The Fifth Element – Well goodness gracious, if it isn’t one of the strangest films from 1997! It was written and directed by Luc Bresson who, in the 90’s, was a director on the rise with La Femme Nikita and The Big Blue. His star seems to have dimmed a bit thereafter (although he did write the screenplay for Taken.) It’s almost as if he never recovered from the critical drubbing The Fifth Element received. This wacko story takes place in the 23rd century where Bruce Willis, once a decorated army general, is now driving a cab. Little does he know there’s a giant ball of alien fire heading toward the planet. Even less does he know that he’s the only human alive who can stop it. Milla Jovovich appears as a sort of intergalactic supermodel; it’s up to Willis to get her and a blue singer (not “blues” singer but a blue alien who sings) into the same room at the same time and the magic rocks inside the diva’s stomach will – oh why bother? The movie’s a mess, narratively speaking, but the art direction is pretty groovy. Gary Oldman, Ian Holm, Chris Tucker, Luke Perry, and John Neville also star. (June 3-9)

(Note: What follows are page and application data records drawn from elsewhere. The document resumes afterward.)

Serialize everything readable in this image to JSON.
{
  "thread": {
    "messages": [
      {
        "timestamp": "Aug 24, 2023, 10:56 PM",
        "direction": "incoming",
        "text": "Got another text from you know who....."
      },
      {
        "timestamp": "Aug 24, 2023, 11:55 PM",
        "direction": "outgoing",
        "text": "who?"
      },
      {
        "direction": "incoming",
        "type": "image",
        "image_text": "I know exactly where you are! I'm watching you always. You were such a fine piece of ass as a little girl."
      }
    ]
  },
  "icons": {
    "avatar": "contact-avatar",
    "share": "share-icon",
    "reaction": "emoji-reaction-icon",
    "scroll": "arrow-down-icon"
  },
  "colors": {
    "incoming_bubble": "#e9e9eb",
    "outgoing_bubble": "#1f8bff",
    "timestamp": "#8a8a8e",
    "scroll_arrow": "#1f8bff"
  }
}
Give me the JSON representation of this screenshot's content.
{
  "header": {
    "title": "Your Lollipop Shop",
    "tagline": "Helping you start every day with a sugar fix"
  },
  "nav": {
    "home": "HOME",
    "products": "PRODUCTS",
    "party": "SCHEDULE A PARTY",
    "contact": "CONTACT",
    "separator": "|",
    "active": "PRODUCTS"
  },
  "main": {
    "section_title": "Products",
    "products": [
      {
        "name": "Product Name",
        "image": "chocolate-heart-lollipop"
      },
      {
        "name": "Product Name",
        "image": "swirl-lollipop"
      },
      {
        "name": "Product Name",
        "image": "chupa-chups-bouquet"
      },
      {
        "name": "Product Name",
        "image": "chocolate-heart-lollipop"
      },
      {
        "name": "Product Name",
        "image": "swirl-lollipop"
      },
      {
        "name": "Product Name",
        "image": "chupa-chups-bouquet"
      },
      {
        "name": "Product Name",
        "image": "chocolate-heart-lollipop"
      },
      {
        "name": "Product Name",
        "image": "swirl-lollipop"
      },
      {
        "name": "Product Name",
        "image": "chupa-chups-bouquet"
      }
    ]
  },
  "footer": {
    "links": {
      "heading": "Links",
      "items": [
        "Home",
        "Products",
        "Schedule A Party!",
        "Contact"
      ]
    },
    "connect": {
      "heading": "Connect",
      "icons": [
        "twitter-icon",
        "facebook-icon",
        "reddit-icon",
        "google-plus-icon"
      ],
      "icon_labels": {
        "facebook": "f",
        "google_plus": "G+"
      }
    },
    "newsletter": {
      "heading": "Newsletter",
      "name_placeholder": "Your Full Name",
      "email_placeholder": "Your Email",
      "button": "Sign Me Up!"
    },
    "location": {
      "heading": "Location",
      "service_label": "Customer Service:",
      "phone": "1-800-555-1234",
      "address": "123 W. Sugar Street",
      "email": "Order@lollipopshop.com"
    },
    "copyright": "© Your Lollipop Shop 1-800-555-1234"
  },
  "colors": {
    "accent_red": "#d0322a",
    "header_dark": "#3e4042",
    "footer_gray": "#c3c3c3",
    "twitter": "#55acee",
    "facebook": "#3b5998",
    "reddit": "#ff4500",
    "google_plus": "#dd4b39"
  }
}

Stand By Me – Who knew, when this film was being put together in 1986, it would turn out to be the beginning of some of Hollywood’s biggest careers? Rob Reiner made his directorial debut a few years earlier with This is Spinal Tap, but established himself as a major feature film director with this movie based on Stephen King’s novella “The Body.” Four young boys learn that a local kid has been hit by a train and set off into the countryside to find the body. Demonstrating he certainly had an eye for talent, Reiner cast Wil Wheaton, River Phoenix, Corey Feldman, and Jerry O’Connell in the leads. The film also features Richard Dreyfuss, Kiefer Sutherland, Casey Siemaszko, and John Cusack in a coming-of-age tale where each of the kids begins to understand the bigger world and his place in it. King still considers the film to be the first good movie version of any of his work. (June 17-23)
Ted Hoover is a Pittsburgh based writer and critic